WHAT YOU NEED TO DO
Where does the word "text" appear in the entries below? Copy each line that holds it.

AVAILABLE DATA
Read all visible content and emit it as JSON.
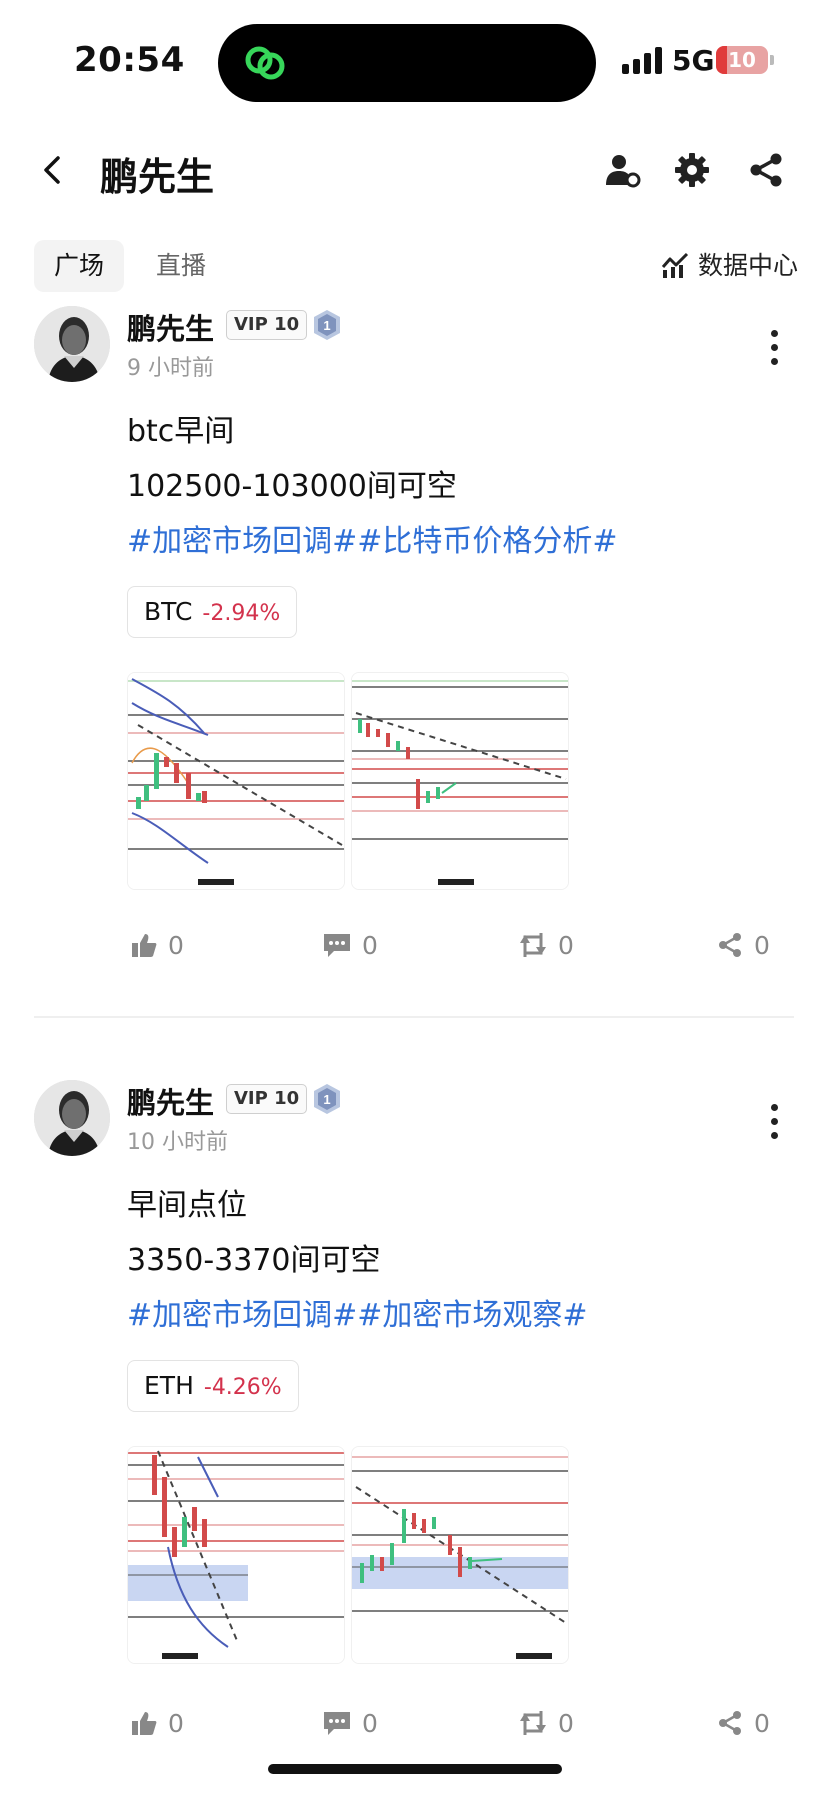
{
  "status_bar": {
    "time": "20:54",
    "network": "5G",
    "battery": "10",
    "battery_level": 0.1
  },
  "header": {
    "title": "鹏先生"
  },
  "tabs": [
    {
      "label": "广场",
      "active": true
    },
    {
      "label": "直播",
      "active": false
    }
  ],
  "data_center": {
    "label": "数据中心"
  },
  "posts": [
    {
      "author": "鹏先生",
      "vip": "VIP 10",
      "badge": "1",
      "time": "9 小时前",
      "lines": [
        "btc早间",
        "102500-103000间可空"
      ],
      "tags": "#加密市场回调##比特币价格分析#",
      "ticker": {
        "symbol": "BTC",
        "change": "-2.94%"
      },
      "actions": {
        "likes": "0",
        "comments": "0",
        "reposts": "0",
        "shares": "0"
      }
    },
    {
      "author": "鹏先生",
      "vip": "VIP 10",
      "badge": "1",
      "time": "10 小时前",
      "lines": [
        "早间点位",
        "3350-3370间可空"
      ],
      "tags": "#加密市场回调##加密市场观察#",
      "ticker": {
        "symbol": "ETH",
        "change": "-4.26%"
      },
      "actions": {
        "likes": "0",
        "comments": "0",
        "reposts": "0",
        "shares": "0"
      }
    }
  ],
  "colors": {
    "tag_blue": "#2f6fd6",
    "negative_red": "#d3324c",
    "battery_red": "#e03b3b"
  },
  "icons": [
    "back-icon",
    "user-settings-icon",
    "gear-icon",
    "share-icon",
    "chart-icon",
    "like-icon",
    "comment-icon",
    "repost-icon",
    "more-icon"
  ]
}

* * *

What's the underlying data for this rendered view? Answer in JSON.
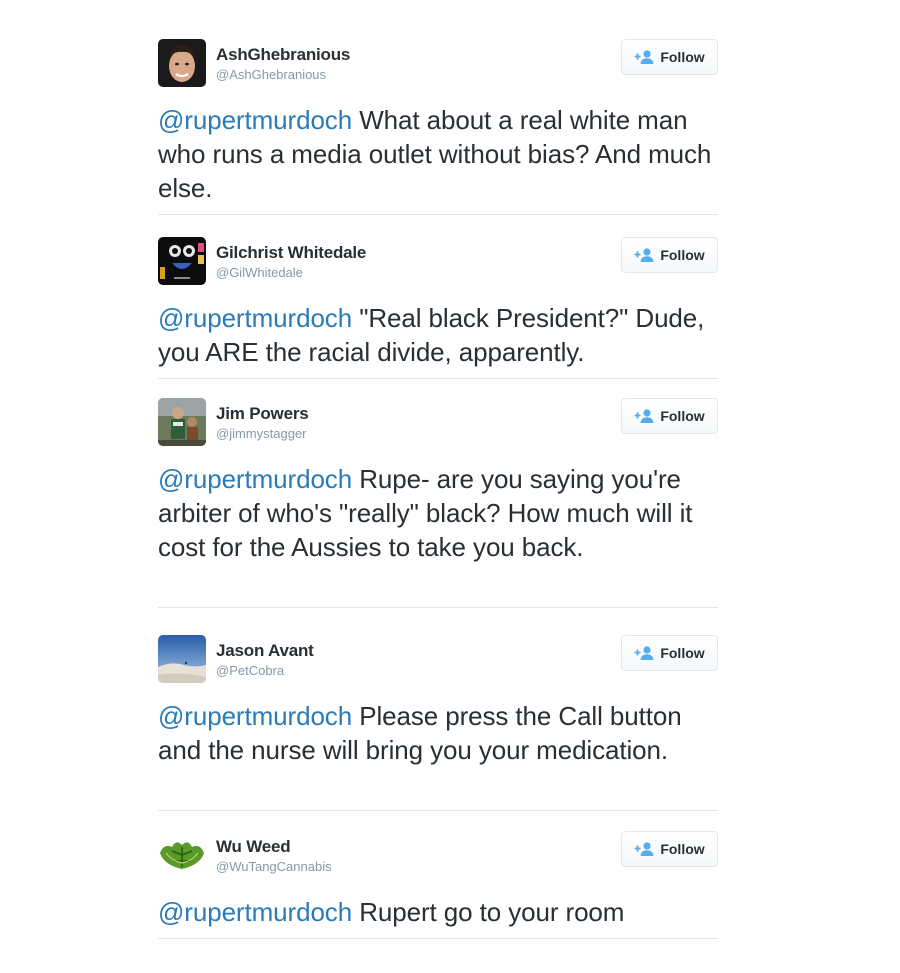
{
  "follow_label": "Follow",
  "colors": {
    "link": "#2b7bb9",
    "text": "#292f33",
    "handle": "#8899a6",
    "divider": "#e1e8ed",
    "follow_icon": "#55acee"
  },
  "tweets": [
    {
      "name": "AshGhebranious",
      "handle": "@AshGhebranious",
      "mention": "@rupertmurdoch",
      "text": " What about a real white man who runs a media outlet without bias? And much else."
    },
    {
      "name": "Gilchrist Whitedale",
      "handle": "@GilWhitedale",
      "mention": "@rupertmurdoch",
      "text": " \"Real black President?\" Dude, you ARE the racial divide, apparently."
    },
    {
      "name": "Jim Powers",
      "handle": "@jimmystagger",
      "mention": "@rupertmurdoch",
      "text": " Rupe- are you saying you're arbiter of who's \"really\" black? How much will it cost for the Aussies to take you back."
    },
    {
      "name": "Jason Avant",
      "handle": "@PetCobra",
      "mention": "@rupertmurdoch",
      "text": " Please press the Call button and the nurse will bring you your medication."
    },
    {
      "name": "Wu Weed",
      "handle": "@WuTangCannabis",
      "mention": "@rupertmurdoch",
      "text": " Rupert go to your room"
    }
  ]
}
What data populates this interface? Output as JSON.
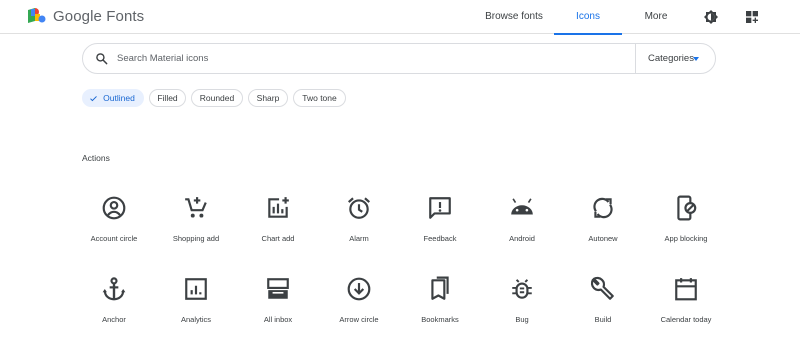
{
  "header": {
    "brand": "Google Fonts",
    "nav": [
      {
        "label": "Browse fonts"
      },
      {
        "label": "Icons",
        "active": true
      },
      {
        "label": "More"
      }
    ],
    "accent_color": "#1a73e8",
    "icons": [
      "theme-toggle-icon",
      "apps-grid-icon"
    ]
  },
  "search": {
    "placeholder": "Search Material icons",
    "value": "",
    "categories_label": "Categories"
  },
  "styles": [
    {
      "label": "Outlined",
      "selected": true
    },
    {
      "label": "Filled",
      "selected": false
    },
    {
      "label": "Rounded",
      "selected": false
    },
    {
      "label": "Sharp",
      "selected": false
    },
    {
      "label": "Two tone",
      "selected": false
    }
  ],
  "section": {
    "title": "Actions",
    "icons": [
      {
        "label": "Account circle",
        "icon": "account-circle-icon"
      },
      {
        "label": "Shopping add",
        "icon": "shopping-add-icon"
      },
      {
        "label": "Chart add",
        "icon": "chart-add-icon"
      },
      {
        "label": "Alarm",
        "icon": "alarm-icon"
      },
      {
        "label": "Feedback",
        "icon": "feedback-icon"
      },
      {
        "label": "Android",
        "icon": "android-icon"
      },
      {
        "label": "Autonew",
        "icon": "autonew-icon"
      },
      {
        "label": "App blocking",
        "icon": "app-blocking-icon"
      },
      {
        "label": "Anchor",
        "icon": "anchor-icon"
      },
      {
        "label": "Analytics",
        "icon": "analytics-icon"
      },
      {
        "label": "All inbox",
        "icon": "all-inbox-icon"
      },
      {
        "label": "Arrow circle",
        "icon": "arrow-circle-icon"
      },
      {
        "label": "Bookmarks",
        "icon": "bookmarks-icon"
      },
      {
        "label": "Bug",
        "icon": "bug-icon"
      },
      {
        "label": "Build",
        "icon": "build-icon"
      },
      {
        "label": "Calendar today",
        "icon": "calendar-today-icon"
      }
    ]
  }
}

SOLUTION TO THIS PROBLEM
    "text": "#292f33",
      "text": " What about a real white man who runs a media outlet without bias? And much else."
      "text": " \"Real black President?\" Dude, you ARE the racial divide, apparently."
      "text": " Rupe- are you saying you're arbiter of who's \"really\" black? How much will it cost for the Aussies to take you back."
      "text": " Please press the Call button and the nurse will bring you your medication."
      "text": " Rupert go to your room"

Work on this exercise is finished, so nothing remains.